◆ Extracted data
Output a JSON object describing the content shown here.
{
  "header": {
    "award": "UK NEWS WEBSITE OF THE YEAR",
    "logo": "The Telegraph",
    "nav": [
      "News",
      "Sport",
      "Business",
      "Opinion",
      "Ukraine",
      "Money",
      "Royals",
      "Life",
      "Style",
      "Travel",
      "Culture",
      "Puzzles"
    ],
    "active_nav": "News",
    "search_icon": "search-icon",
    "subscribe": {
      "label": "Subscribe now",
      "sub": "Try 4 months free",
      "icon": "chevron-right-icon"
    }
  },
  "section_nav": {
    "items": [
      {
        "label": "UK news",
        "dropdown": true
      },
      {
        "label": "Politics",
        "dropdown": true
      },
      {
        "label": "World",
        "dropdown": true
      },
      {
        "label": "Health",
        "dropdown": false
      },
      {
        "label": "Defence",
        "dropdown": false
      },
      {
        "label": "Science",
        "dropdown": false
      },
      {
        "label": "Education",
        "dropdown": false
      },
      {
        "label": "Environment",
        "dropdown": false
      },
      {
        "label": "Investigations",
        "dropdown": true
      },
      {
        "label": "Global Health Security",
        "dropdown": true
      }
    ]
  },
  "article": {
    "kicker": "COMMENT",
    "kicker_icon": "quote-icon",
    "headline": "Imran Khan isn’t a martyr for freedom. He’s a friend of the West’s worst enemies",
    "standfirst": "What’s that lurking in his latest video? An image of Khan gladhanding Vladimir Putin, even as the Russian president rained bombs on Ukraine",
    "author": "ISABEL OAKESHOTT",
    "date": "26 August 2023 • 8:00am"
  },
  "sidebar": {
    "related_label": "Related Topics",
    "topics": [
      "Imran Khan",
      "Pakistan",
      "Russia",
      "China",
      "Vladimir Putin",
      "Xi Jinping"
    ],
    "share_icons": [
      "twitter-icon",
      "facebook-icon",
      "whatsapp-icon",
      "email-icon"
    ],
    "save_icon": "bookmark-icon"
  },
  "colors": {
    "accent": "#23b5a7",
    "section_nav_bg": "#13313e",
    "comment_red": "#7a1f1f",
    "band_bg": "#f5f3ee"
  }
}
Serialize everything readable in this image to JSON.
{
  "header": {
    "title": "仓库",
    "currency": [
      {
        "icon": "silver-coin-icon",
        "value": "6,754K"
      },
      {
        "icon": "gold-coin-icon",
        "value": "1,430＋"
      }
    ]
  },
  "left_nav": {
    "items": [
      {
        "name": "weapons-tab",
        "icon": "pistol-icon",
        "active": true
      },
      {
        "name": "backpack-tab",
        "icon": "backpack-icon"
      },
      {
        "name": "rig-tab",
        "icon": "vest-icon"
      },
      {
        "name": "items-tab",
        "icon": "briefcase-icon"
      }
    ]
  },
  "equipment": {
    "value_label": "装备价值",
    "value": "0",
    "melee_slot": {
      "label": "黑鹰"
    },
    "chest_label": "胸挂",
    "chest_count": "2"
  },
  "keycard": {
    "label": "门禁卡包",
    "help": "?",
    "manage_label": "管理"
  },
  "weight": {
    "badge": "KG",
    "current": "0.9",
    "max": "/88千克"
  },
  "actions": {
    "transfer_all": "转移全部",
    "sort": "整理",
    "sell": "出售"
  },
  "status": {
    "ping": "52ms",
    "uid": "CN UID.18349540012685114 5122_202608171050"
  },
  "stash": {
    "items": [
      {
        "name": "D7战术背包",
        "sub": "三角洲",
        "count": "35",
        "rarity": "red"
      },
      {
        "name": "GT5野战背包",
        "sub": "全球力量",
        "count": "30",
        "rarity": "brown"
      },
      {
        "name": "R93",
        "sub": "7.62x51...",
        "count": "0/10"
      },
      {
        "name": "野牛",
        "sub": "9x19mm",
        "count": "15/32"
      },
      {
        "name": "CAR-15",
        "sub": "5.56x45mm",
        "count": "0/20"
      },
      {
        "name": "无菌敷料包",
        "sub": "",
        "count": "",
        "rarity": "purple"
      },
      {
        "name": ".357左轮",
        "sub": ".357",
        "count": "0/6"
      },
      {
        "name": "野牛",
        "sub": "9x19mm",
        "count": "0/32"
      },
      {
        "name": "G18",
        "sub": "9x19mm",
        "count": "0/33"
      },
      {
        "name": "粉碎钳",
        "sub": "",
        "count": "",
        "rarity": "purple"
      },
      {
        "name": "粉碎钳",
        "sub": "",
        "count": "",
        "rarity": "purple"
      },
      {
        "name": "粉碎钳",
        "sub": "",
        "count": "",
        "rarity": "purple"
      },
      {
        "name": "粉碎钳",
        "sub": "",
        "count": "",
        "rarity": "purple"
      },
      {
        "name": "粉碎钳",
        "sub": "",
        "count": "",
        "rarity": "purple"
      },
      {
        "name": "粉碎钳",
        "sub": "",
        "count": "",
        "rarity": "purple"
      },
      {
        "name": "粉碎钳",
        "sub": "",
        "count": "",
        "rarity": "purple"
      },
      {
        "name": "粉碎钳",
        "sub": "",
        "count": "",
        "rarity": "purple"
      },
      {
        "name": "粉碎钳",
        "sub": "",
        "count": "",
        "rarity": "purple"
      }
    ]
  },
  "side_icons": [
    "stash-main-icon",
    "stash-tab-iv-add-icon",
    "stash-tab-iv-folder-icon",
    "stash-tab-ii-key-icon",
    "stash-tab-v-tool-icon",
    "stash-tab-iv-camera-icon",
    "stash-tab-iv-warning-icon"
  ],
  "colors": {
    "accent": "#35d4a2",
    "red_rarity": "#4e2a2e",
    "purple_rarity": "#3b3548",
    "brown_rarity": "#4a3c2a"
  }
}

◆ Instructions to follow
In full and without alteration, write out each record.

◆ Response to this exercise
Output a JSON object describing the content shown here.
{
  "header": {
    "award": "UK NEWS WEBSITE OF THE YEAR",
    "logo": "The Telegraph",
    "nav": [
      "News",
      "Sport",
      "Business",
      "Opinion",
      "Ukraine",
      "Money",
      "Royals",
      "Life",
      "Style",
      "Travel",
      "Culture",
      "Puzzles"
    ],
    "active_nav": "News",
    "search_icon": "search-icon",
    "subscribe": {
      "label": "Subscribe now",
      "sub": "Try 4 months free",
      "icon": "chevron-right-icon"
    }
  },
  "section_nav": {
    "items": [
      {
        "label": "UK news",
        "dropdown": true
      },
      {
        "label": "Politics",
        "dropdown": true
      },
      {
        "label": "World",
        "dropdown": true
      },
      {
        "label": "Health",
        "dropdown": false
      },
      {
        "label": "Defence",
        "dropdown": false
      },
      {
        "label": "Science",
        "dropdown": false
      },
      {
        "label": "Education",
        "dropdown": false
      },
      {
        "label": "Environment",
        "dropdown": false
      },
      {
        "label": "Investigations",
        "dropdown": true
      },
      {
        "label": "Global Health Security",
        "dropdown": true
      }
    ]
  },
  "article": {
    "kicker": "COMMENT",
    "kicker_icon": "quote-icon",
    "headline": "Imran Khan isn’t a martyr for freedom. He’s a friend of the West’s worst enemies",
    "standfirst": "What’s that lurking in his latest video? An image of Khan gladhanding Vladimir Putin, even as the Russian president rained bombs on Ukraine",
    "author": "ISABEL OAKESHOTT",
    "date": "26 August 2023 • 8:00am"
  },
  "sidebar": {
    "related_label": "Related Topics",
    "topics": [
      "Imran Khan",
      "Pakistan",
      "Russia",
      "China",
      "Vladimir Putin",
      "Xi Jinping"
    ],
    "share_icons": [
      "twitter-icon",
      "facebook-icon",
      "whatsapp-icon",
      "email-icon"
    ],
    "save_icon": "bookmark-icon"
  },
  "colors": {
    "accent": "#23b5a7",
    "section_nav_bg": "#13313e",
    "comment_red": "#7a1f1f",
    "band_bg": "#f5f3ee"
  }
}
Serialize everything readable in this image to JSON.
{
  "header": {
    "title": "仓库",
    "currency": [
      {
        "icon": "silver-coin-icon",
        "value": "6,754K"
      },
      {
        "icon": "gold-coin-icon",
        "value": "1,430＋"
      }
    ]
  },
  "left_nav": {
    "items": [
      {
        "name": "weapons-tab",
        "icon": "pistol-icon",
        "active": true
      },
      {
        "name": "backpack-tab",
        "icon": "backpack-icon"
      },
      {
        "name": "rig-tab",
        "icon": "vest-icon"
      },
      {
        "name": "items-tab",
        "icon": "briefcase-icon"
      }
    ]
  },
  "equipment": {
    "value_label": "装备价值",
    "value": "0",
    "melee_slot": {
      "label": "黑鹰"
    },
    "chest_label": "胸挂",
    "chest_count": "2"
  },
  "keycard": {
    "label": "门禁卡包",
    "help": "?",
    "manage_label": "管理"
  },
  "weight": {
    "badge": "KG",
    "current": "0.9",
    "max": "/88千克"
  },
  "actions": {
    "transfer_all": "转移全部",
    "sort": "整理",
    "sell": "出售"
  },
  "status": {
    "ping": "52ms",
    "uid": "CN UID.18349540012685114 5122_202608171050"
  },
  "stash": {
    "items": [
      {
        "name": "D7战术背包",
        "sub": "三角洲",
        "count": "35",
        "rarity": "red"
      },
      {
        "name": "GT5野战背包",
        "sub": "全球力量",
        "count": "30",
        "rarity": "brown"
      },
      {
        "name": "R93",
        "sub": "7.62x51...",
        "count": "0/10"
      },
      {
        "name": "野牛",
        "sub": "9x19mm",
        "count": "15/32"
      },
      {
        "name": "CAR-15",
        "sub": "5.56x45mm",
        "count": "0/20"
      },
      {
        "name": "无菌敷料包",
        "sub": "",
        "count": "",
        "rarity": "purple"
      },
      {
        "name": ".357左轮",
        "sub": ".357",
        "count": "0/6"
      },
      {
        "name": "野牛",
        "sub": "9x19mm",
        "count": "0/32"
      },
      {
        "name": "G18",
        "sub": "9x19mm",
        "count": "0/33"
      },
      {
        "name": "粉碎钳",
        "sub": "",
        "count": "",
        "rarity": "purple"
      },
      {
        "name": "粉碎钳",
        "sub": "",
        "count": "",
        "rarity": "purple"
      },
      {
        "name": "粉碎钳",
        "sub": "",
        "count": "",
        "rarity": "purple"
      },
      {
        "name": "粉碎钳",
        "sub": "",
        "count": "",
        "rarity": "purple"
      },
      {
        "name": "粉碎钳",
        "sub": "",
        "count": "",
        "rarity": "purple"
      },
      {
        "name": "粉碎钳",
        "sub": "",
        "count": "",
        "rarity": "purple"
      },
      {
        "name": "粉碎钳",
        "sub": "",
        "count": "",
        "rarity": "purple"
      },
      {
        "name": "粉碎钳",
        "sub": "",
        "count": "",
        "rarity": "purple"
      },
      {
        "name": "粉碎钳",
        "sub": "",
        "count": "",
        "rarity": "purple"
      }
    ]
  },
  "side_icons": [
    "stash-main-icon",
    "stash-tab-iv-add-icon",
    "stash-tab-iv-folder-icon",
    "stash-tab-ii-key-icon",
    "stash-tab-v-tool-icon",
    "stash-tab-iv-camera-icon",
    "stash-tab-iv-warning-icon"
  ],
  "colors": {
    "accent": "#35d4a2",
    "red_rarity": "#4e2a2e",
    "purple_rarity": "#3b3548",
    "brown_rarity": "#4a3c2a"
  }
}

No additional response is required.